Jewish Family Service recruited interested survivors from among its client base; SageArts arranged for trauma-informed training for a group of its songwriters. Pairings and meetings were arranged, stories were shared, a total of 16 songs were composed and video footage was captured for posterity. “Honoring Holocaust Survivors: A Concert of Resilience and Hope” was presented twice live in 2019: at Mount St. Mary College in May and the Rosendale Theatre a month later. A second concert focusing on eight of the survivors was livestreamed during the height of the COVID epidemic in May 2021.
The PBS documentary, We Remember: Songs of Survivors, interweaves performances from the 2021 concert with behind-the-scenes clips from the interview process. Front-and-center are Tibor Spitz, paired with songwriter Kelleigh McKenzie; Freide Gorewitz, with Elizabeth Clark; Tommy Wald, with Jude Roberts; and Rita Teper Schwartz, with Michael Veitch. Each elder has an intimate and compelling life story to tell – though not all chose to focus on the actual Holocaust experience, Ruoff notes. “Each song is based on whatever it is the elder wants to share. It’s wherever they want to go.”
Ruoff herself is thrilled, of course, to see SageArts’ core program earn attain this level of visibility. “It has always been about getting the stories out. Going nationwide is a beautiful, glorious gift,” she says. “It’s extraordinary. It almost feels like it’s destined to happen – maybe on account of what’s happening in the world now, with the devastation in Ukraine and the rise of authoritarianism in so many countries. It’s time to remember the lessons of the past.”
What comes next for SageArts? The immediate plan is to use the Holocaust material to present touring educational programs at colleges and museums. Ruoff is thinking about possible topics for the next round of programming. Giving voice to those who have experienced being incarcerated for long periods is one possibility. Stories of the immigrant experience are another idea, or of people who came to terms late in life with the realization that they were gay or lesbian.
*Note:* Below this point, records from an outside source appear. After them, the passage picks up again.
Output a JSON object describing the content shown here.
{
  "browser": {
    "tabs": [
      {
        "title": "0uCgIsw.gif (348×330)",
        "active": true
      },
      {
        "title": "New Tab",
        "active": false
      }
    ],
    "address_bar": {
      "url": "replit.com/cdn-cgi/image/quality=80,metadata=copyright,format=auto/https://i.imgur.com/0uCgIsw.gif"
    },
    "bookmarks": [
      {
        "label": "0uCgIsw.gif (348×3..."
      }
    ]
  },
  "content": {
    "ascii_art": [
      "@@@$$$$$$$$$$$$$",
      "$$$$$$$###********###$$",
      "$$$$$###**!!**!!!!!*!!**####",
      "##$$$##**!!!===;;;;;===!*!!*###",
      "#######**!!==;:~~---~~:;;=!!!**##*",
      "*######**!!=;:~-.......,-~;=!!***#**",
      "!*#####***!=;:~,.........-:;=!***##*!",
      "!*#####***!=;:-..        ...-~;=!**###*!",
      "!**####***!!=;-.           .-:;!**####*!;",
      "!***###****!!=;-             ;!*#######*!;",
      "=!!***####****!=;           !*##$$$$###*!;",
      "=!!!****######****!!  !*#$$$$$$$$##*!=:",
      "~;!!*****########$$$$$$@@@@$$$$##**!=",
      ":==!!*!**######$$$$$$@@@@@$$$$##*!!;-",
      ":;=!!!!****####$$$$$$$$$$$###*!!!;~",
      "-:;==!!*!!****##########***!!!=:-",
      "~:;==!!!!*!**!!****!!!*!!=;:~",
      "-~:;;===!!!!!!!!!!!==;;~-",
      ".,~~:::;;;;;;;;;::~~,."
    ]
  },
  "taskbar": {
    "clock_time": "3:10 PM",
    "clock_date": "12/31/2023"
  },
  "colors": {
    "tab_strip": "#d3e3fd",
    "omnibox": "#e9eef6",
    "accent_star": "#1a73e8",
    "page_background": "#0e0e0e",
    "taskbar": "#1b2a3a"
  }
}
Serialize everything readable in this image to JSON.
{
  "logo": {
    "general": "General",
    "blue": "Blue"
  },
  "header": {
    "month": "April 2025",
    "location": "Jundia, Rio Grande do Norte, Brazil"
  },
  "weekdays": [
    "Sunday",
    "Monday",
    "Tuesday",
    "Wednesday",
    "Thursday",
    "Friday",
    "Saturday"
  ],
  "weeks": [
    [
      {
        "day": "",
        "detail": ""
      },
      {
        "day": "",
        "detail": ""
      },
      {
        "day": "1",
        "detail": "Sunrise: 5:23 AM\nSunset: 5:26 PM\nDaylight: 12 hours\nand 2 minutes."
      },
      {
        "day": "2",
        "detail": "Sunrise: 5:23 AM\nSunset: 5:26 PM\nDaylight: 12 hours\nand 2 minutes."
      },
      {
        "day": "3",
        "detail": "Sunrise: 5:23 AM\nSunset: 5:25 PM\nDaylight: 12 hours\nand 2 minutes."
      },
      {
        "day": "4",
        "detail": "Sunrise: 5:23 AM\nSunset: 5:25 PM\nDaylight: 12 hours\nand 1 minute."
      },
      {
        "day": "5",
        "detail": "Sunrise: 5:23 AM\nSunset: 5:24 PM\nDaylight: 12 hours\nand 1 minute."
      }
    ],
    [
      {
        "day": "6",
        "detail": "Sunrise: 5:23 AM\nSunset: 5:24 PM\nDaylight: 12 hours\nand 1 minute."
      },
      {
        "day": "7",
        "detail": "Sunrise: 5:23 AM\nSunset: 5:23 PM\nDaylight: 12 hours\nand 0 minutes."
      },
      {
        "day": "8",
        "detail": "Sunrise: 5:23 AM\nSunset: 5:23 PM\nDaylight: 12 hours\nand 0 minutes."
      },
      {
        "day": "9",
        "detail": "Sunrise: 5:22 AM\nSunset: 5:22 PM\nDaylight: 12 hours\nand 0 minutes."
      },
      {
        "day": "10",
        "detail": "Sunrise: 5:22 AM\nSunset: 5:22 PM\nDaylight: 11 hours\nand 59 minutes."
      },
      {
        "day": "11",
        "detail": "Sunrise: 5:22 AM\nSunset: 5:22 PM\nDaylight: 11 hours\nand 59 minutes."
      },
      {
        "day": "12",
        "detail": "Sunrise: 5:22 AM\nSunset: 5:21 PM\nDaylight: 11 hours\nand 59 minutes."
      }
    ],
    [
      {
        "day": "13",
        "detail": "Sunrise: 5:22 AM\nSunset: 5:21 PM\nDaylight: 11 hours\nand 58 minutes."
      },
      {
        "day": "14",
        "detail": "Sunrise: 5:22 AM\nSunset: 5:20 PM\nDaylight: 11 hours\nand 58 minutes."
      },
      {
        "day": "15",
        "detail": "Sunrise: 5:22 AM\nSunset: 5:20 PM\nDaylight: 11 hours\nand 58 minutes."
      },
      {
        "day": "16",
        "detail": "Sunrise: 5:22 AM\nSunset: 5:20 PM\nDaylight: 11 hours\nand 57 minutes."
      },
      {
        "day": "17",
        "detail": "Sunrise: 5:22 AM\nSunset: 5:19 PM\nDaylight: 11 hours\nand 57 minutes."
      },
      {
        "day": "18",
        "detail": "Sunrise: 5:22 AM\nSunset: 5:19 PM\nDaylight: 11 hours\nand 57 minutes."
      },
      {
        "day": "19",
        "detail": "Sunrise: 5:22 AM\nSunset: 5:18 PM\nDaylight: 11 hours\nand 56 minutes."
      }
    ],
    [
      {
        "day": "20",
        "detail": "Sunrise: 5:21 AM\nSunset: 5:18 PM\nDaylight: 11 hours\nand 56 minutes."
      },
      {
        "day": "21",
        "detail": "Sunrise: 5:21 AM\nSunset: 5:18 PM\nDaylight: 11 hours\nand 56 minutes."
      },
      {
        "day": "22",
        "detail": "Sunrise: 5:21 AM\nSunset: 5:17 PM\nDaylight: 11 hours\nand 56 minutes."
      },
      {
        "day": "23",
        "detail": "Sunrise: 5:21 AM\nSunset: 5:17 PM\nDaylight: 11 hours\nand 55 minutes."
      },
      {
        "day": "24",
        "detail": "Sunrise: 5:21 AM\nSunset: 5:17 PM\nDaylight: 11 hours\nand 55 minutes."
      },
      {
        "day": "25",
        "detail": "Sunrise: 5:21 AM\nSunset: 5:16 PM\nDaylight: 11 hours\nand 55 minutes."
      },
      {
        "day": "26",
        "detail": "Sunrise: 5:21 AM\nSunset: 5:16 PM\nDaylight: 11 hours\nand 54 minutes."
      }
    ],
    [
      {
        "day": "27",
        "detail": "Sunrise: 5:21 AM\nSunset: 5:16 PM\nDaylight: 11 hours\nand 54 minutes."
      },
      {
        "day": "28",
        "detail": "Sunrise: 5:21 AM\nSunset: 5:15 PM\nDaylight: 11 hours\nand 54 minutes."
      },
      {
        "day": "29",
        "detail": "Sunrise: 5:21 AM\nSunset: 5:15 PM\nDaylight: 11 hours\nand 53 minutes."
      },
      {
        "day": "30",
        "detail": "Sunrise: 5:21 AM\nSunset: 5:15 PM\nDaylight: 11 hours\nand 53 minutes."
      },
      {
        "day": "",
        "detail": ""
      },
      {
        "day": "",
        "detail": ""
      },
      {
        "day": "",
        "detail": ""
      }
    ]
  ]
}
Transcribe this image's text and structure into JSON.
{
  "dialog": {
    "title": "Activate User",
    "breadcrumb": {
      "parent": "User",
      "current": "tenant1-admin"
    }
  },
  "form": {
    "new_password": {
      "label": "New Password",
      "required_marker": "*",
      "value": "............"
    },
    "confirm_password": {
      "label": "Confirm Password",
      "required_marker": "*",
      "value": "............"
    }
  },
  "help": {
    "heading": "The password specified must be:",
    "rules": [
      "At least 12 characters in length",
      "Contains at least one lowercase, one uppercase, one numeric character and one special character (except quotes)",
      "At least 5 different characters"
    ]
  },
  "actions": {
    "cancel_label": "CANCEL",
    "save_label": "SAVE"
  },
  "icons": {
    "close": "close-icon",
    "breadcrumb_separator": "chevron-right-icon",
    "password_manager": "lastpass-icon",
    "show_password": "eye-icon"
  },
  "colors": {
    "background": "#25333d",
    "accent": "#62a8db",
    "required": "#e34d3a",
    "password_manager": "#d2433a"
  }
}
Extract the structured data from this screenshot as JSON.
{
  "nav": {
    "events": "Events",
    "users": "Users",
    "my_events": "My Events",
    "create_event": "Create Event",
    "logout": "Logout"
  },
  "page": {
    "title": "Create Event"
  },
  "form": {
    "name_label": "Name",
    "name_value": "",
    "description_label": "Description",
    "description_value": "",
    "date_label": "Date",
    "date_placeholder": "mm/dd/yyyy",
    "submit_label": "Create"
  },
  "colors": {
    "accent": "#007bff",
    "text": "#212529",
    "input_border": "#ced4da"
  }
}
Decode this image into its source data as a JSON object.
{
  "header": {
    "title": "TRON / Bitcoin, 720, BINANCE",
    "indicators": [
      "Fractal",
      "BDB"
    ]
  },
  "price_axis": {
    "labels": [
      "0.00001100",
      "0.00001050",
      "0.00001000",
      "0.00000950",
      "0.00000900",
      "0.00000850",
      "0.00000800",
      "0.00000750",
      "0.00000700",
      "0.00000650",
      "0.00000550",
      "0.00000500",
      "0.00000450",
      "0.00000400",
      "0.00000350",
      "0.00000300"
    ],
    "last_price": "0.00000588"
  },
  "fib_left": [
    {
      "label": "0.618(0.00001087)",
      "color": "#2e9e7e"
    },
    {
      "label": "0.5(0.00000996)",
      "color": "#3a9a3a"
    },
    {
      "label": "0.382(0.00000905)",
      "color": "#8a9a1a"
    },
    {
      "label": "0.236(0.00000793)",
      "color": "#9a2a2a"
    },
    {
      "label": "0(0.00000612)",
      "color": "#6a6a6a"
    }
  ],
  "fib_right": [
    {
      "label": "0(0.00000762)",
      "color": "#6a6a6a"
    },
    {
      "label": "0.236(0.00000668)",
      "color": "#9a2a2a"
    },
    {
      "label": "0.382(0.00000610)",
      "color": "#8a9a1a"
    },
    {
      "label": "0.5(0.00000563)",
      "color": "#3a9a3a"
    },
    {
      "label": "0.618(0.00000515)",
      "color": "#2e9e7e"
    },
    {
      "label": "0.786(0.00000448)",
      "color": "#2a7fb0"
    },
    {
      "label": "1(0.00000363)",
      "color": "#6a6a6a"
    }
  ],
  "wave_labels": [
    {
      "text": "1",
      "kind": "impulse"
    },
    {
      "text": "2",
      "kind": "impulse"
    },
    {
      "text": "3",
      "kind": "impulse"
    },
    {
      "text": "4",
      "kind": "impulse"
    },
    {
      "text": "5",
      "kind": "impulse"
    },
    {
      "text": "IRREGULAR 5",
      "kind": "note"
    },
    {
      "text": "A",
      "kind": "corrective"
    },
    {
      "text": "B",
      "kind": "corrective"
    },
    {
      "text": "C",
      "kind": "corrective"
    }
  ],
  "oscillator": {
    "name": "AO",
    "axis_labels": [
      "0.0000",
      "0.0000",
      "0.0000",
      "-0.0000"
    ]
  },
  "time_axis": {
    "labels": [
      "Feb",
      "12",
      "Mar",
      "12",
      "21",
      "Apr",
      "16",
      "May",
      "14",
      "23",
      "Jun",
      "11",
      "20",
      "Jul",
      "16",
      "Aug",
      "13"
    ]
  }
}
But before that next phase happens, Ruoff wants to expand and diversify SageArts’ Board of Directors and Advisory Board to include “more voices on the margins,” she says. “We’re in the process of revisioning. This latest project feels like the completion of a cycle. We proved the concept; we experimented with the concept; we did this beautiful work. I rallied people around my vision, but I want to change that now. I want SageArts to be an organization driven by a collective of community members.”
People in the mid-Hudson who’d like to get involved are invited to contact Ruoff at firstname.lastname@example.org. To view previews and clips from We Remember: Songs of Survivors, visit www.thirteen.org/programs/we-remember-songs-of-survivors. The program airs at 8 p.m. on April 26 on your local PBS station, PBS.org and the PBS Video app, available on iOS, Android, Roku, Apple TV, Android TV, Amazon Fire TV, Samsung Smart TV, Chromecast and VIZIO.